Companies Say Going Non-GMO is Difficult: Are Big Ag’s GMOs Spiking Food Prices?


cheeriosAsk General Mills how easy it is to source non-GMO corn, soy, and sugar cane for their best selling products like Cherrios, and they are likely to tell you its very difficult, but this is the same argument that food makers used to minimize organic foods when they started to become more important to consumers. Is going non-GMO really that much more expensive for food manufacturers, causing an inevitable spike in food prices?

Some U.S. food companies are in a mad-dash to provide consumers the non-GMO foods they have been begging for. As more and more people demand food devoid of genetically altered and transgenic manipulations offered by the biotech industry, others are complaining that providing GMO-free food for the masses is going to be costly.

Industry experts are warning that the growing non-GMO is going to result in higher food prices, largely due to the pervasiveness of RoundUp Ready crops that were introduced to ‘help farmers’ fight insects that might devour their crops. Now – it seems farmers have another concern, that GMO will actually devour their profits.

Organic farmers are concerned about cross-pollination, and this is part of the problem with allowing Monsanto to make decisions about the world food supply. Non-GMO sugar and corn are especially hard to find in the US, now due to the fact that over half of our land, more than 12 million acres, have been infested with genetically modified versions of seed.

And these GMO seeds are back-firing on farmers who thought that planting them would make life as a farmer easier. Superweeds are taking over.

As the Ottawa Citizen explains:

“The resilience of nature is evident across almost five million hectares of superweed-infested U.S. farmland. Some runaway weeds in the southern U.S. are said to be big enough to stop combines dead in their tracks.”

Read: The Cost of GMO Labeling – How Much Will it Cost Consumers?

The Organic Necessity

Therefore, complaints by the Grocery Manufacturer’s Association and other big food corporation are not without teeth. Sourcing commodities needed for its packaged food products can be difficult due to the industry’s practices and the ongoing malarkey of the FDA and USDA, as well as other regulatory bodies who should have stopped GMO before it got this out of control … however, there are other companies making the strides to provide non-GMO to their consumers.

Furthermore, people also are willing to pay a little more for real, natural, non-GMO food, instead of cardboard filled with toxins and devoid of any nutrients. It’s why some people buy non-GMO sprouted quinoa bread and others by Wonder bread. One loaf can cost over $8 and the other a fraction of that, but the merits of eating one over the other are arguably extensive.

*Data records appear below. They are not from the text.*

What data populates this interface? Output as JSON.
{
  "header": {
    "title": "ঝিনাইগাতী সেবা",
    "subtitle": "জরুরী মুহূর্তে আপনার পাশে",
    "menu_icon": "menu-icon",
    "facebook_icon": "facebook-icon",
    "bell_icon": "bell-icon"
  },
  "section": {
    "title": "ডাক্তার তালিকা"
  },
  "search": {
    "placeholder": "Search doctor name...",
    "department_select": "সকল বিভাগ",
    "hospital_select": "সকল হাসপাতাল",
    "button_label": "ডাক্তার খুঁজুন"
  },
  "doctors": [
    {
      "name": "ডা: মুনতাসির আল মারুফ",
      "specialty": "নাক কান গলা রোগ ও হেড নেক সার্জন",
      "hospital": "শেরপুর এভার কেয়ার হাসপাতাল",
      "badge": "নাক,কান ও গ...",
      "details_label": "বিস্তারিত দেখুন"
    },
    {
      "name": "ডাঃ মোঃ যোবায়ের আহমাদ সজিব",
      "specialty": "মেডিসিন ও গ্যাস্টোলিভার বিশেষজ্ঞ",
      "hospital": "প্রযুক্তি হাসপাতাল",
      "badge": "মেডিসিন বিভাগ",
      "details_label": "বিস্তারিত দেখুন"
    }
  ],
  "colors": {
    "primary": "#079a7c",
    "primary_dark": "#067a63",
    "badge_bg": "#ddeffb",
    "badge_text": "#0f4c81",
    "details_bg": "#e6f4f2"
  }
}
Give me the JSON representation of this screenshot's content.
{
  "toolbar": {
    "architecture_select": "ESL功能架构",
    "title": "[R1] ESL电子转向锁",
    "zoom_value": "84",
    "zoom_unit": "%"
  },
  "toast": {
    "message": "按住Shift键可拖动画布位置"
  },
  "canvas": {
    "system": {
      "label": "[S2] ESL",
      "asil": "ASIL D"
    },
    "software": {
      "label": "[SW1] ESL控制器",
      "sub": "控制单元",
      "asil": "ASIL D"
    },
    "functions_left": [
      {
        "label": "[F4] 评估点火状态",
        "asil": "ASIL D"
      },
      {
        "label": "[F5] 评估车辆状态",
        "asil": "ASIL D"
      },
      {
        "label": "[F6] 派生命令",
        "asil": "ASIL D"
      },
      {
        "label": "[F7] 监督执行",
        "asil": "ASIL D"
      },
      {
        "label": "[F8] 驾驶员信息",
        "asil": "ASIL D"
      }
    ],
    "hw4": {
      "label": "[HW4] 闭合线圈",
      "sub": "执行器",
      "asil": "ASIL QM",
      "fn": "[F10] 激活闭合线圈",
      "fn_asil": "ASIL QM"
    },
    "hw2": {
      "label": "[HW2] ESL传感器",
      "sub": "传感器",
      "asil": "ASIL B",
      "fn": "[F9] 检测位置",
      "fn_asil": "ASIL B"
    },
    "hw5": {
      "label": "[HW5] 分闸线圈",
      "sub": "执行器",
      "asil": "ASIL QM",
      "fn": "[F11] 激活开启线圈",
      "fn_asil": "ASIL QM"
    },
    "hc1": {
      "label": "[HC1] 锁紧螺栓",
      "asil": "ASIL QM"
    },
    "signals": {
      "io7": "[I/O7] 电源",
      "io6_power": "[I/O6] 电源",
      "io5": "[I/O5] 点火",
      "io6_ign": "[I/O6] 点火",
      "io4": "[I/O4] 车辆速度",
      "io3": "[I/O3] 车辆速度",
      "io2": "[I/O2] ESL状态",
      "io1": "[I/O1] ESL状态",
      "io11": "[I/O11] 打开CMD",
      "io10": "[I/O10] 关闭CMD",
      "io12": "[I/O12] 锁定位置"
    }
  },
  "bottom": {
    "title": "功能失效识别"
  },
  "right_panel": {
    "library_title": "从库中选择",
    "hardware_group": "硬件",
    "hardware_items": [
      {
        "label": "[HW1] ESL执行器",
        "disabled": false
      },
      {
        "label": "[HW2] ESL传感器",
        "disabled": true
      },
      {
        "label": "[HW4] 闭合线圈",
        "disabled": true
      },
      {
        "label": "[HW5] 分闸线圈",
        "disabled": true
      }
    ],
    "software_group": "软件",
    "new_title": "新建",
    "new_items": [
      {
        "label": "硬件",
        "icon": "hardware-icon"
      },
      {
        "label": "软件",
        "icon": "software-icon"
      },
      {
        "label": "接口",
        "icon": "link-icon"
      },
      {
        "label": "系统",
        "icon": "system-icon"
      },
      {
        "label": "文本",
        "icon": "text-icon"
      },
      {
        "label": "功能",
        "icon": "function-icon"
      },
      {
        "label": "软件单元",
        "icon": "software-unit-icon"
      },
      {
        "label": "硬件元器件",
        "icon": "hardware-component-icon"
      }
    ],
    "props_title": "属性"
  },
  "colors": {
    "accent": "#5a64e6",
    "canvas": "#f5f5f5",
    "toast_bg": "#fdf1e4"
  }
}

Nonetheless, General Mills has said that it is spending millions to install new equipment for processing non-GMO ingredients and setting up the handling and transportation of such goods. They say it isn’t easy to keep the GMO-free items separate from the GMO-contaminated ones. Tom Forsythe, the company’s communications director, said that General Mills made the decision, though it was a sizeable investment because the company knows it is what consumers want.

The true risk is that companies who aren’t willing to invest in non-GMO products for consumers are likely to go bankrupt. There are currently thousands of products made by hundreds of companies that don’t contain GMO, and a listing of these is available at the Non GMO Project’s website. There are also farmer’s markets and organic co-operatives, as well as a rising tide of people willing to even grow their own food instead of purchasing GMO cross-breeds that can harm their families.

Companies like Whole Foods Market will label all GMOs by 2018, and Chipotle Mexican Grill Inc said last year that it was switching to non-GMO ingredients in its chain of 1,550 restaurants. There are people heeding the call of non-GMO activists.

It goes back to the fundamental issues of our food supply being run by corporate interests, and why there are multiple studies proving that Big Ag and monocrop monopolies aren’t going to feed the world. Small organic farms and heavy legislation against Monsanto – along with getting their stooges out of our government agencies – will go a long way to lessen spikes in food prices.

We may have to burn all those fields and start over, but it wouldn’t be so different from old slash and burn techniques used in farming practices for centuries. It is time to oust Monsanto, Dow, Syngenta and others, and start fresh. We can take back our food supply, even if its one acre at a time.

Additional Sources:

The Atlantic